I'm interested in learning about behavior change and motivation psychology.
What are the most effective ways to get people to get motivated and change their behaviors?
Especially in respect to diet/exercise.
I'd like to know
(1) what the literature shows are the best strategies/tools
(2) what has worked the best in real-life application
academic knowledge, individual experiences, etc all appreciated. Links to any good articles or books would be great too.
I think it's somewhat delusional to think you can motivate or change people. If people are open and motivated to change, that's another story.
I think the best thing you can do is to know your audience. Who are you trying to help and why? Do they want your help? People are generally not receptive to unwanted advice. If you have clients that are seeking your help the best way is to know them as much as possible. Work with their personality and come up with creative solutions together.
a fascinating article I read recently:
it's more concept than application, but illuminating nonetheless.
My answer for your question #2 based on my real life experience:
The single most important factor in changing my lifestyle was greatly reducing (almost to the point of eliminating) time spent watching television. Without this giant time-suck, I was free to determine what behaviors I really wanted to nuture/develop without the influence of marketers, celebrities and fantasies. Television only provided me with "wishes": I wish I could cook like that! I wish I looked better naked! I wish I had time to exercise! I wish my flower garden was that nice! Without television those wishes in my head finally had to be acted upon to prevent boredom, and therefore behavior changes were a natural progression.

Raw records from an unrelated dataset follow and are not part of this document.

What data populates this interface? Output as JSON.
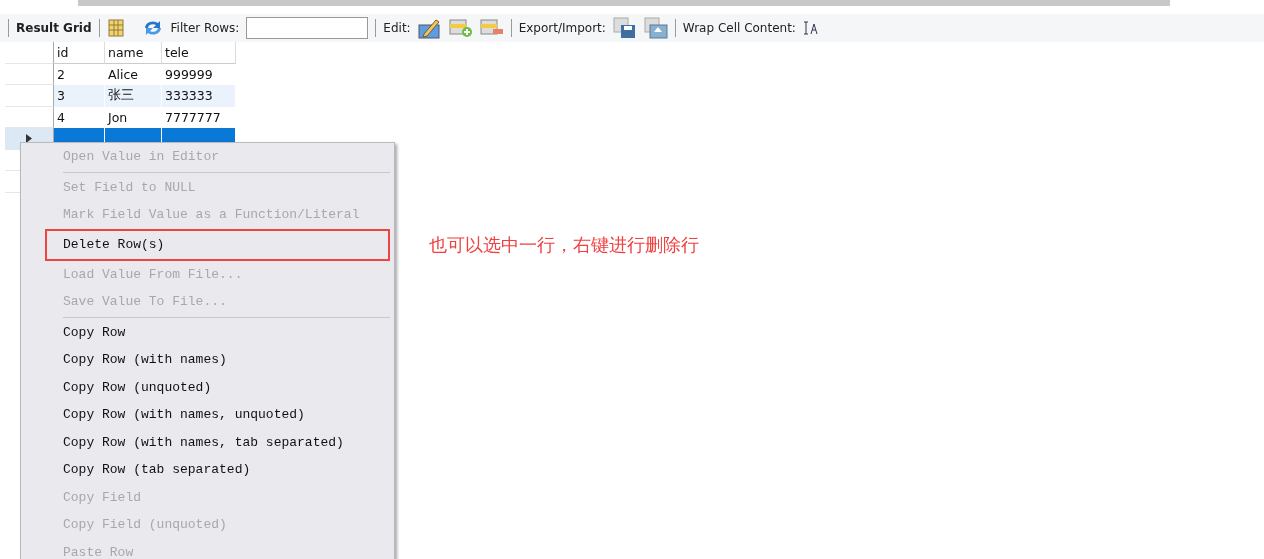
{
  "toolbar": {
    "title": "Result Grid",
    "filter_label": "Filter Rows:",
    "edit_label": "Edit:",
    "export_label": "Export/Import:",
    "wrap_label": "Wrap Cell Content:"
  },
  "table": {
    "columns": [
      "id",
      "name",
      "tele"
    ],
    "rows": [
      {
        "cells": [
          "2",
          "Alice",
          "999999"
        ],
        "selected": false,
        "current": false
      },
      {
        "cells": [
          "3",
          "张三",
          "333333"
        ],
        "selected": false,
        "current": false
      },
      {
        "cells": [
          "4",
          "Jon",
          "7777777"
        ],
        "selected": false,
        "current": false
      },
      {
        "selected": true,
        "current": true
      }
    ]
  },
  "context_menu": {
    "items": [
      {
        "kind": "item",
        "label": "Open Value in Editor",
        "disabled": true,
        "highlighted": false
      },
      {
        "kind": "separator"
      },
      {
        "kind": "item",
        "label": "Set Field to NULL",
        "disabled": true,
        "highlighted": false
      },
      {
        "kind": "item",
        "label": "Mark Field Value as a Function/Literal",
        "disabled": true,
        "highlighted": false
      },
      {
        "kind": "item",
        "label": "Delete Row(s)",
        "disabled": false,
        "highlighted": true
      },
      {
        "kind": "item",
        "label": "Load Value From File...",
        "disabled": true,
        "highlighted": false
      },
      {
        "kind": "item",
        "label": "Save Value To File...",
        "disabled": true,
        "highlighted": false
      },
      {
        "kind": "separator"
      },
      {
        "kind": "item",
        "label": "Copy Row",
        "disabled": false,
        "highlighted": false
      },
      {
        "kind": "item",
        "label": "Copy Row (with names)",
        "disabled": false,
        "highlighted": false
      },
      {
        "kind": "item",
        "label": "Copy Row (unquoted)",
        "disabled": false,
        "highlighted": false
      },
      {
        "kind": "item",
        "label": "Copy Row (with names, unquoted)",
        "disabled": false,
        "highlighted": false
      },
      {
        "kind": "item",
        "label": "Copy Row (with names, tab separated)",
        "disabled": false,
        "highlighted": false
      },
      {
        "kind": "item",
        "label": "Copy Row (tab separated)",
        "disabled": false,
        "highlighted": false
      },
      {
        "kind": "item",
        "label": "Copy Field",
        "disabled": true,
        "highlighted": false
      },
      {
        "kind": "item",
        "label": "Copy Field (unquoted)",
        "disabled": true,
        "highlighted": false
      },
      {
        "kind": "item",
        "label": "Paste Row",
        "disabled": true,
        "highlighted": false
      }
    ]
  },
  "annotation": "也可以选中一行，右键进行删除行"
}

I now have 10 extra hours a week to cook, exercise, read, play with family/kids/pets, sleep etc. That is the equivalent of having an extra day in my week!
Here, Karen Pryor's book, "Don't Shoot The Dog" is one of the best books on the subject. Check it out: http://www.amazon.com/Dont-Shoot-Dog-Teaching-Training/dp/0553380397/ref=ntt_at_ep_dpt_1
In a nutshell, changing the antecedents to a behavior (instructions, environment, goals, etc.) and/or the consequences of a behavior (especially immediate feedback and reinforcement) can modify target behaviors.
There are all kinds of delicious subtleties, though. Are you seeking to increase or decrease a behavior? Is the behavior observable and measurable? Things that are considered reinforcement by the layperson (like employee of the month) are actually not contingent on behavior and therefore have no effect. And so on....
I teach learning and behavior at the university level, so if you have more questions I'd be glad to help.
Another book not yet mentioned is Bringing Out the Best in People by Aubrey Daniels. Enjoy!
Intrinsic rewards are crucial, not extrinsic. Meaning people need to find a reward inherent in the behavior itself, not an external reward (like money). For instance, research shows that when you pay kids to read books, while it does increase their reading, once the reward is removed, they actually read less than if they were never rewarded. After all, they are no longer getting the "reward" so why should they do it now? Instead of just naturally enjoying reading a book.
Probably explains why the biggest loser works so well up until the point they receive $, and then after that point, the weight comes back on.
I think when people eat the right foods, and get enough of them, they naturally feel better and WANT to be more active.
The lack of activity is due, I really honestly think, to people eating crap food and feeling like crap. Just take a peek at the soda cooler of any store, it'll tell the tale. I mean, does anybody think we have enough energy drinks yet?